July 15, 2013 | by Sadie Stein
In 1948, Richard Wright starred in this screen test for the film adaptation of his classic 1940 novel, Native Son. Says Studio 360’s Amanda Aronczyk, “if that sounds like a bad idea, that’s because it was”—not least because the non-actor was twice as old as twenty-year-old Bigger Thomas—but this clip remains a fascinating piece of literary and cinematic history.
June 7, 2011 | by Richard Brody
One of the distinctions of Film Socialisme in Jean-Luc Godard’s oeuvre is its near-absence of cinemacentric references (the most prominent visual citation is from Maya Deren’s Meshes of the Afternoon, a film from the so-called experimental-film tradition, one that has played a slender part in Godard’s lifetime of cinematic reflections). This time around, Godard comes to the history of cinema from the outside, as in a sequence that features the voice-over remarks “My friends, I’ve found the black box: here’s why Hollywood is called the Mecca of cinema—the tomb of the Prophet—all gazes turned in the same direction—the movie theater.” Likening the movie screen to the Kaaba, Godard suggests that the secular Jews of Hollywood were also founders of a faith, of a devotion to the guided gaze, sacralized by the prophetic power of the image itself. Yet calling the discovery the “black box” suggests that Godard considers the definitive record of Hollywood’s influence also to be a disaster and its prophetic influence to be fraudulent.
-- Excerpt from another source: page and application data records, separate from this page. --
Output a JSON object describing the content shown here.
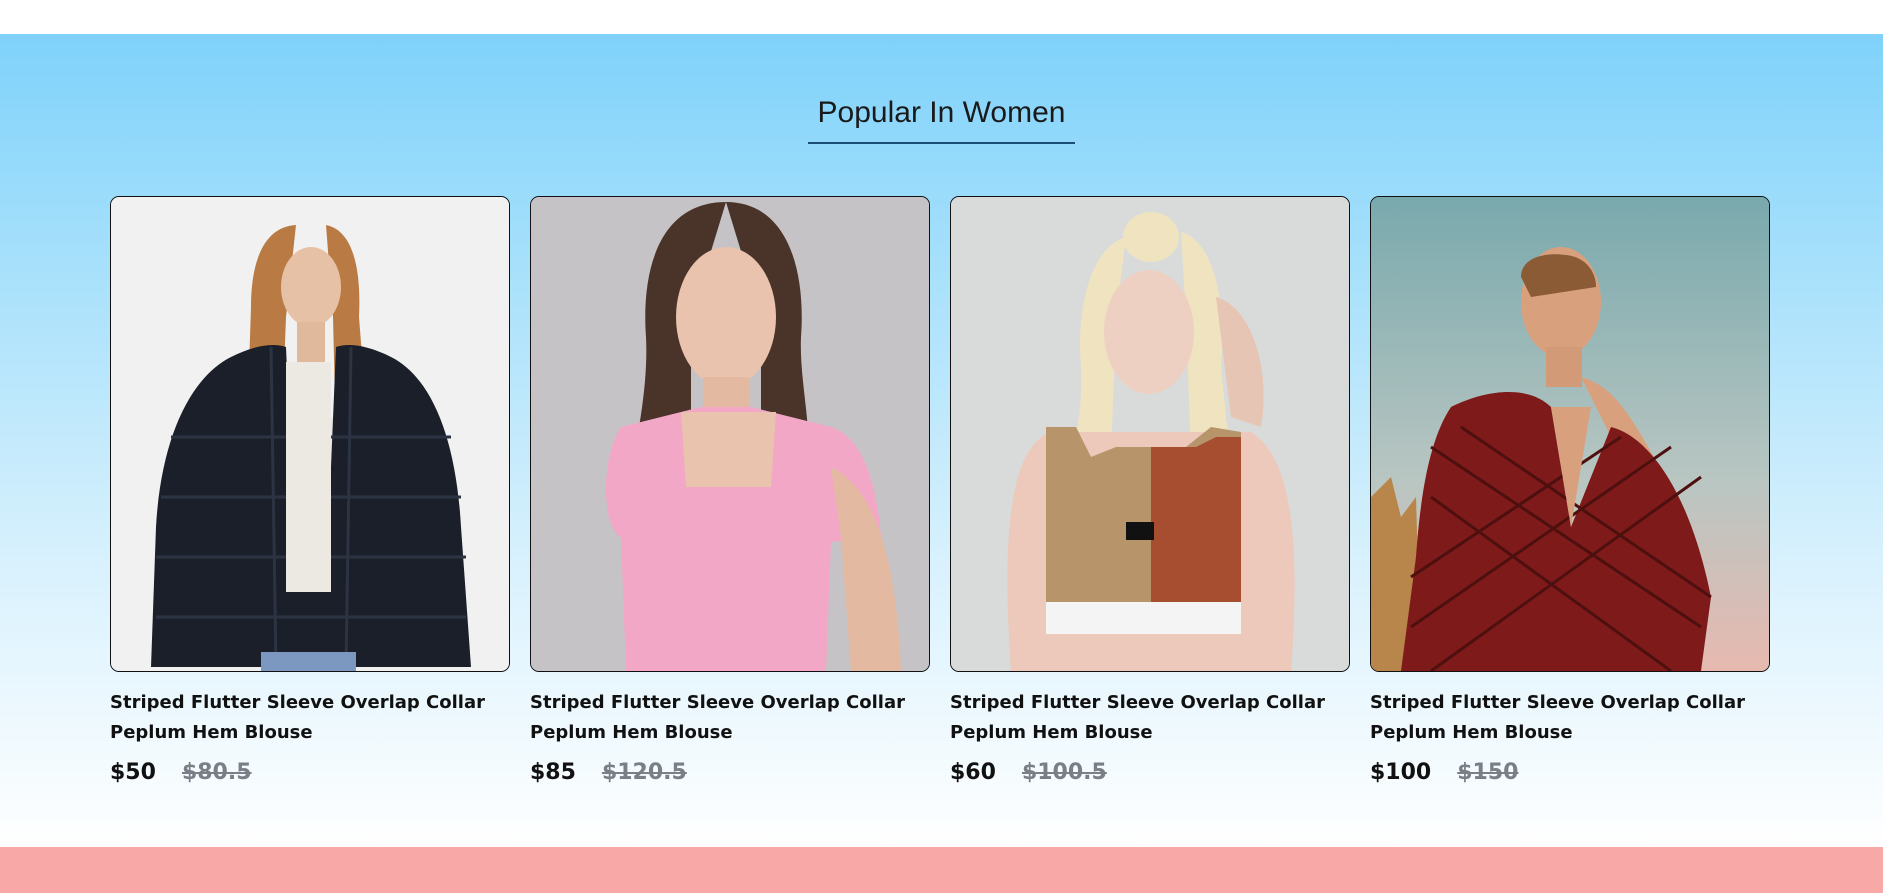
{
  "section": {
    "title": "Popular In Women"
  },
  "products": [
    {
      "name": "Striped Flutter Sleeve Overlap Collar Peplum Hem Blouse",
      "price": "$50",
      "old_price": "$80.5",
      "image_icon": "woman-fur-jacket-photo"
    },
    {
      "name": "Striped Flutter Sleeve Overlap Collar Peplum Hem Blouse",
      "price": "$85",
      "old_price": "$120.5",
      "image_icon": "woman-pink-top-photo"
    },
    {
      "name": "Striped Flutter Sleeve Overlap Collar Peplum Hem Blouse",
      "price": "$60",
      "old_price": "$100.5",
      "image_icon": "woman-sports-bra-photo"
    },
    {
      "name": "Striped Flutter Sleeve Overlap Collar Peplum Hem Blouse",
      "price": "$100",
      "old_price": "$150",
      "image_icon": "woman-red-dress-photo"
    }
  ],
  "colors": {
    "gradient_top": "#7fd2fb",
    "gradient_bottom": "#ffffff",
    "footer_band": "#f9a8a8",
    "old_price": "#7a7f87"
  }
}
It also suggests the loss of faith that accounts for the absence of references to the classic cinema and, in particular, to the Hollywood movies that were the core of the tradition he inherited and perpetuated.